Your goal
Whenever a line below includes the word "Disk", copy that line.

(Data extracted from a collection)
· · ·
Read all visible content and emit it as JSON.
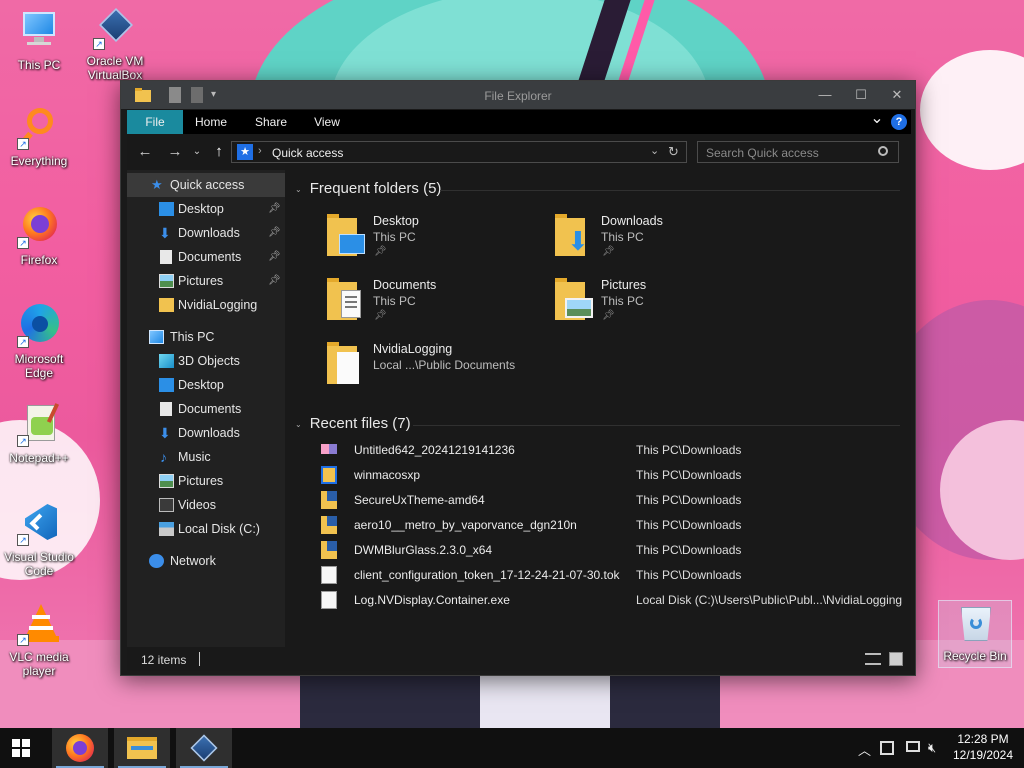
{
  "desktop": {
    "icons": [
      {
        "label": "This PC",
        "icon": "computer-icon"
      },
      {
        "label": "Oracle VM VirtualBox",
        "icon": "virtualbox-icon"
      },
      {
        "label": "Everything",
        "icon": "everything-search-icon"
      },
      {
        "label": "Firefox",
        "icon": "firefox-icon"
      },
      {
        "label": "Microsoft Edge",
        "icon": "edge-icon"
      },
      {
        "label": "Notepad++",
        "icon": "notepadpp-icon"
      },
      {
        "label": "Visual Studio Code",
        "icon": "vscode-icon"
      },
      {
        "label": "VLC media player",
        "icon": "vlc-icon"
      },
      {
        "label": "Recycle Bin",
        "icon": "recycle-bin-icon"
      }
    ]
  },
  "window": {
    "title": "File Explorer",
    "controls": {
      "minimize": "—",
      "maximize": "☐",
      "close": "✕"
    }
  },
  "ribbon": {
    "tabs": [
      "File",
      "Home",
      "Share",
      "View"
    ],
    "active_tab": "File",
    "collapse_glyph": "⌄",
    "help_glyph": "?"
  },
  "address": {
    "path": "Quick access",
    "search_placeholder": "Search Quick access"
  },
  "nav_pane": {
    "quick_access": "Quick access",
    "pinned": [
      {
        "label": "Desktop",
        "pinned": true
      },
      {
        "label": "Downloads",
        "pinned": true
      },
      {
        "label": "Documents",
        "pinned": true
      },
      {
        "label": "Pictures",
        "pinned": true
      },
      {
        "label": "NvidiaLogging",
        "pinned": false
      }
    ],
    "this_pc": "This PC",
    "this_pc_items": [
      "3D Objects",
      "Desktop",
      "Documents",
      "Downloads",
      "Music",
      "Pictures",
      "Videos",
      "Local Disk (C:)"
    ],
    "network": "Network"
  },
  "frequent": {
    "heading": "Frequent folders (5)",
    "folders": [
      {
        "name": "Desktop",
        "location": "This PC",
        "pinned": true
      },
      {
        "name": "Downloads",
        "location": "This PC",
        "pinned": true
      },
      {
        "name": "Documents",
        "location": "This PC",
        "pinned": true
      },
      {
        "name": "Pictures",
        "location": "This PC",
        "pinned": true
      },
      {
        "name": "NvidiaLogging",
        "location": "Local ...\\Public Documents",
        "pinned": false
      }
    ]
  },
  "recent": {
    "heading": "Recent files (7)",
    "files": [
      {
        "name": "Untitled642_20241219141236",
        "path": "This PC\\Downloads",
        "icon": "image-file-icon"
      },
      {
        "name": "winmacosxp",
        "path": "This PC\\Downloads",
        "icon": "iso-file-icon"
      },
      {
        "name": "SecureUxTheme-amd64",
        "path": "This PC\\Downloads",
        "icon": "zip-folder-icon"
      },
      {
        "name": "aero10__metro_by_vaporvance_dgn210n",
        "path": "This PC\\Downloads",
        "icon": "zip-folder-icon"
      },
      {
        "name": "DWMBlurGlass.2.3.0_x64",
        "path": "This PC\\Downloads",
        "icon": "zip-folder-icon"
      },
      {
        "name": "client_configuration_token_17-12-24-21-07-30.tok",
        "path": "This PC\\Downloads",
        "icon": "blank-file-icon"
      },
      {
        "name": "Log.NVDisplay.Container.exe",
        "path": "Local Disk (C:)\\Users\\Public\\Publ...\\NvidiaLogging",
        "icon": "text-file-icon"
      }
    ]
  },
  "status": {
    "items": "12 items"
  },
  "taskbar": {
    "apps": [
      "Firefox",
      "File Explorer",
      "Oracle VM VirtualBox"
    ],
    "time": "12:28 PM",
    "date": "12/19/2024"
  }
}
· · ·
Response box
      "Local Disk (C:)"
        "path": "Local Disk (C:)\\Users\\Public\\Publ...\\NvidiaLogging",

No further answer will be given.